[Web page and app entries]
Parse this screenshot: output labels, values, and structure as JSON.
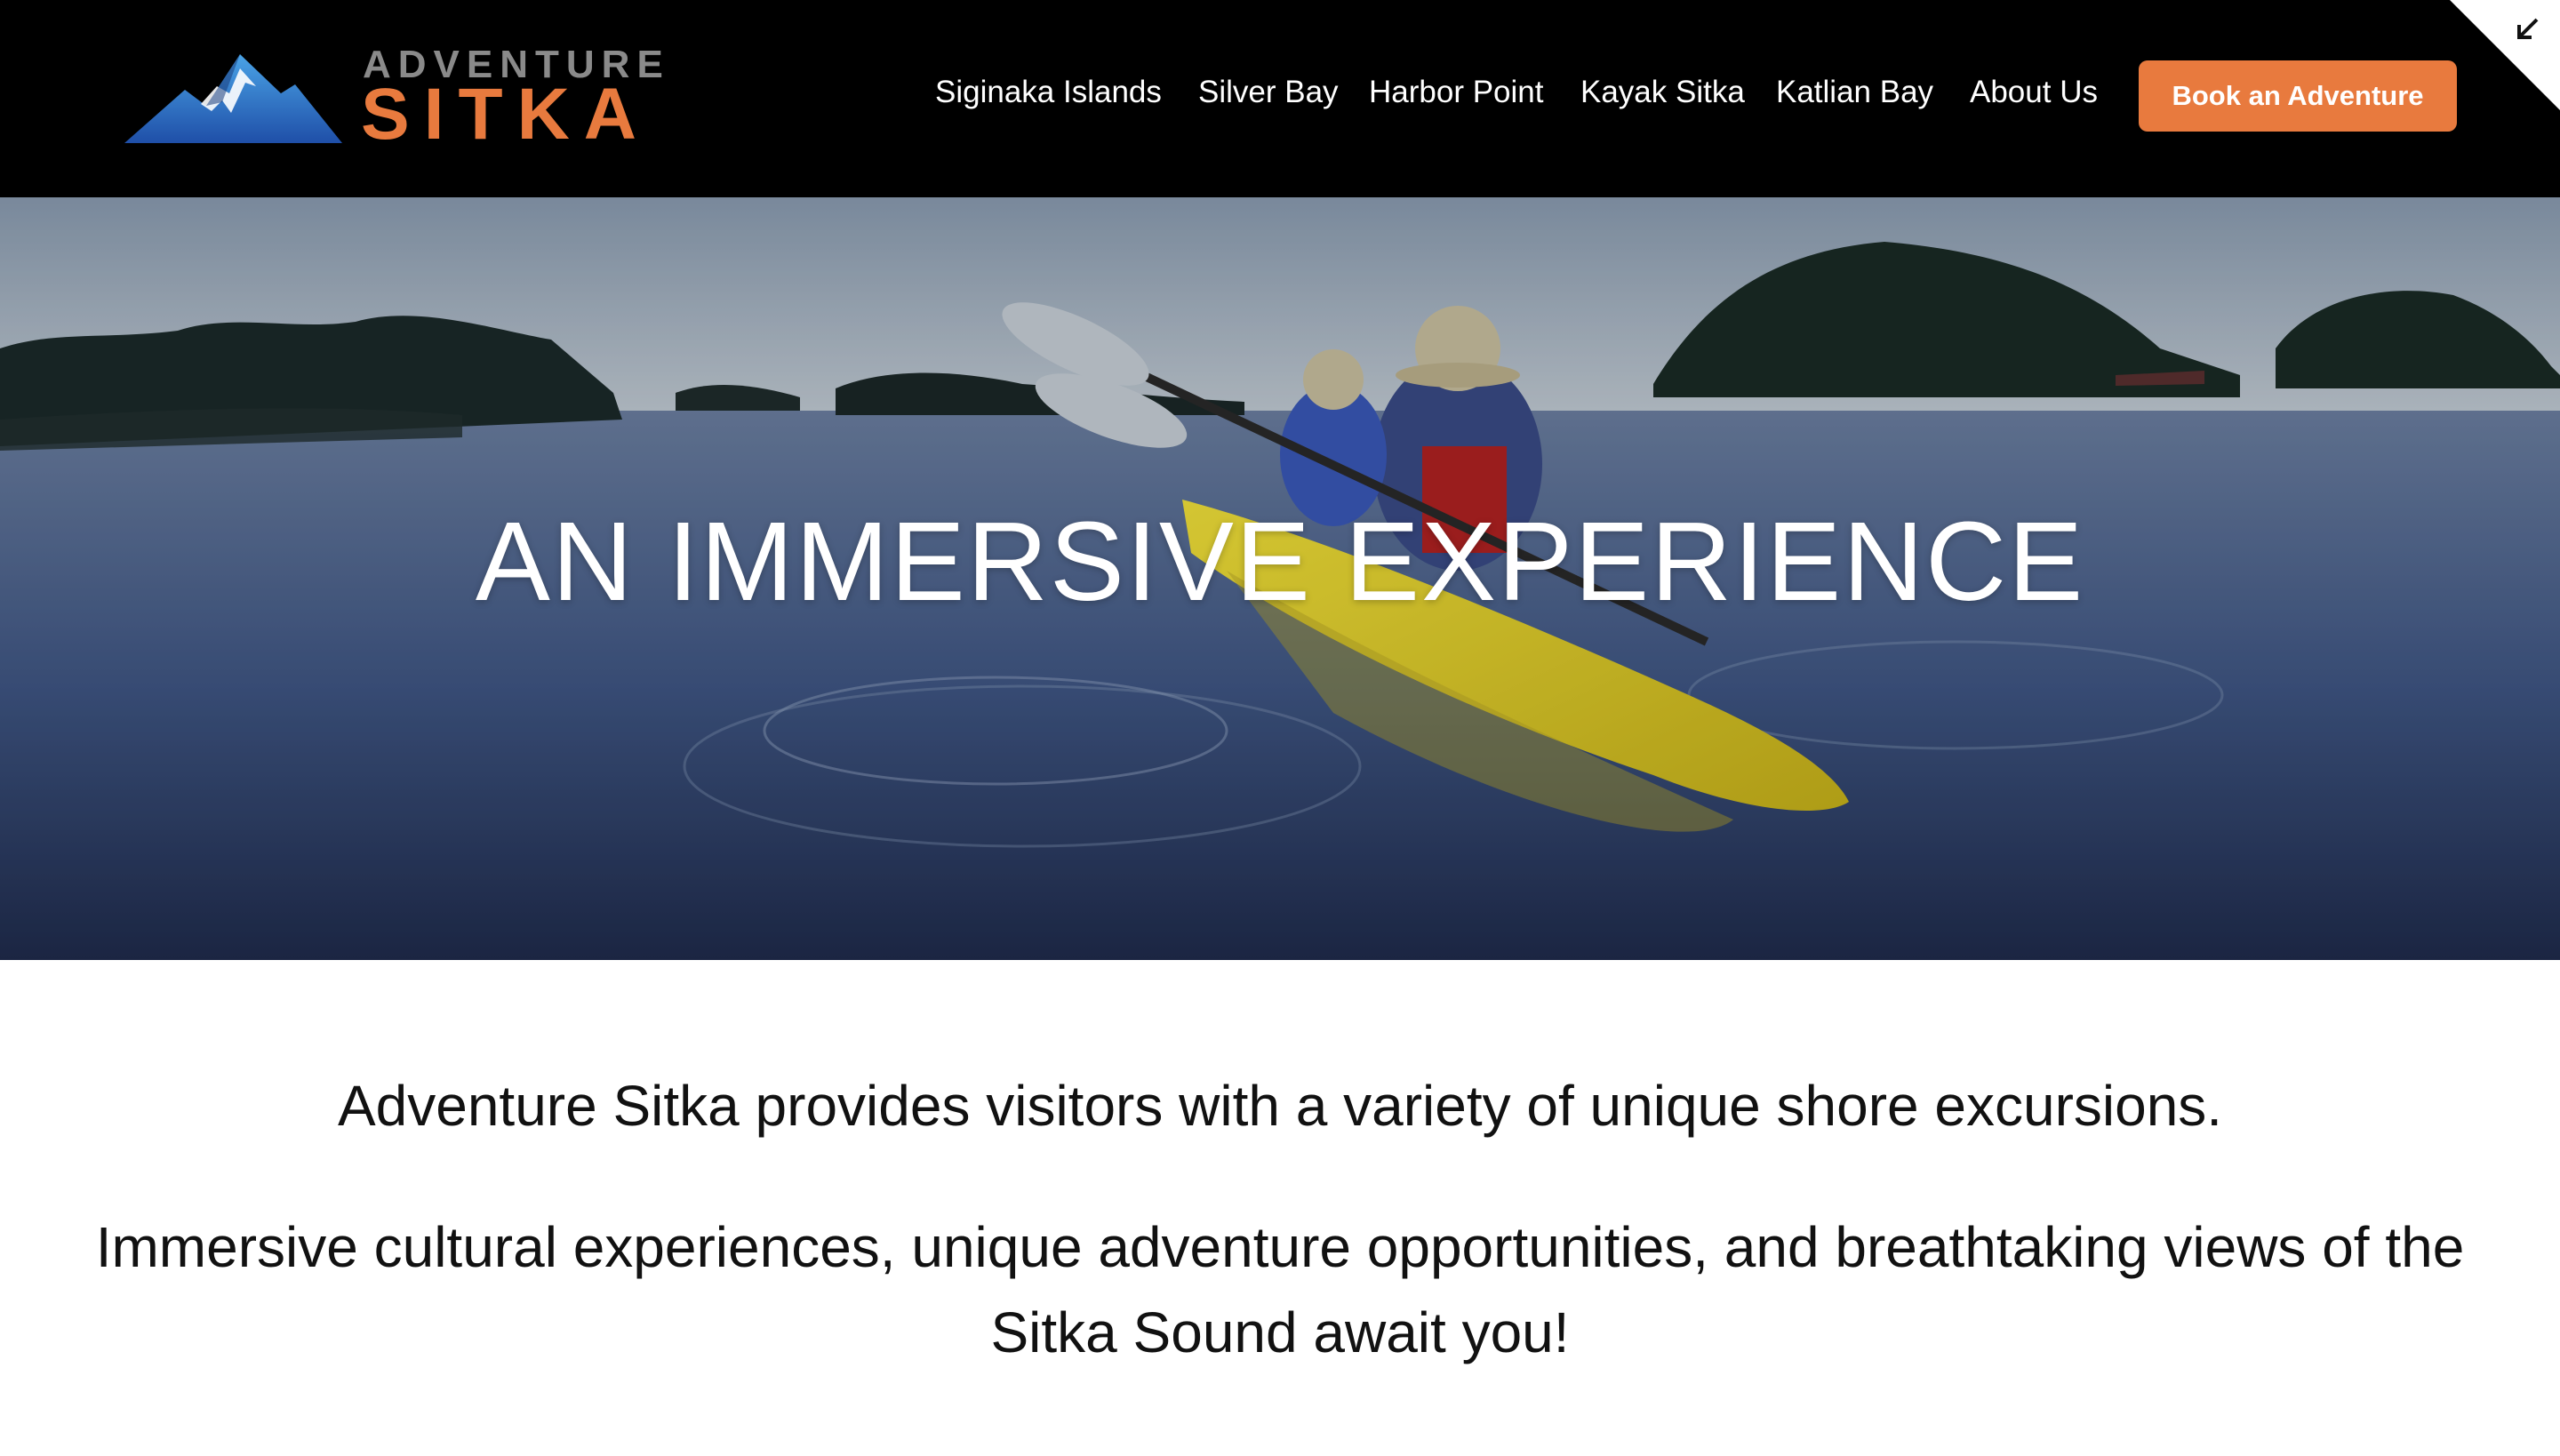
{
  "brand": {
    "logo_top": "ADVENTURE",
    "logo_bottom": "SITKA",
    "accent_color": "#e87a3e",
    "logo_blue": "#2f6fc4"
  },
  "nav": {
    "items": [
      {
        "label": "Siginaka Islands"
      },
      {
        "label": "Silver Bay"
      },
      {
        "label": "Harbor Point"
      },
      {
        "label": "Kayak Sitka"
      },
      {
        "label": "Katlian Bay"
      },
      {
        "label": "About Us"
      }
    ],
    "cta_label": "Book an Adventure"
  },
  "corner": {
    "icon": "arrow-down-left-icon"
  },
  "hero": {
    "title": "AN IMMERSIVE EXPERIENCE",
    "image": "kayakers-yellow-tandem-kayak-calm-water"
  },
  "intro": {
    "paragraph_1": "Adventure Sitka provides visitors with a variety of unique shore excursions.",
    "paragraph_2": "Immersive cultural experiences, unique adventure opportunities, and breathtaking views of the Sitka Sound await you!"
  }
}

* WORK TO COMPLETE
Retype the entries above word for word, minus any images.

* EXERCISE RESULT
Parse this screenshot: output labels, values, and structure as JSON.
{
  "brand": {
    "logo_top": "ADVENTURE",
    "logo_bottom": "SITKA",
    "accent_color": "#e87a3e",
    "logo_blue": "#2f6fc4"
  },
  "nav": {
    "items": [
      {
        "label": "Siginaka Islands"
      },
      {
        "label": "Silver Bay"
      },
      {
        "label": "Harbor Point"
      },
      {
        "label": "Kayak Sitka"
      },
      {
        "label": "Katlian Bay"
      },
      {
        "label": "About Us"
      }
    ],
    "cta_label": "Book an Adventure"
  },
  "corner": {
    "icon": "arrow-down-left-icon"
  },
  "hero": {
    "title": "AN IMMERSIVE EXPERIENCE",
    "image": "kayakers-yellow-tandem-kayak-calm-water"
  },
  "intro": {
    "paragraph_1": "Adventure Sitka provides visitors with a variety of unique shore excursions.",
    "paragraph_2": "Immersive cultural experiences, unique adventure opportunities, and breathtaking views of the Sitka Sound await you!"
  }
}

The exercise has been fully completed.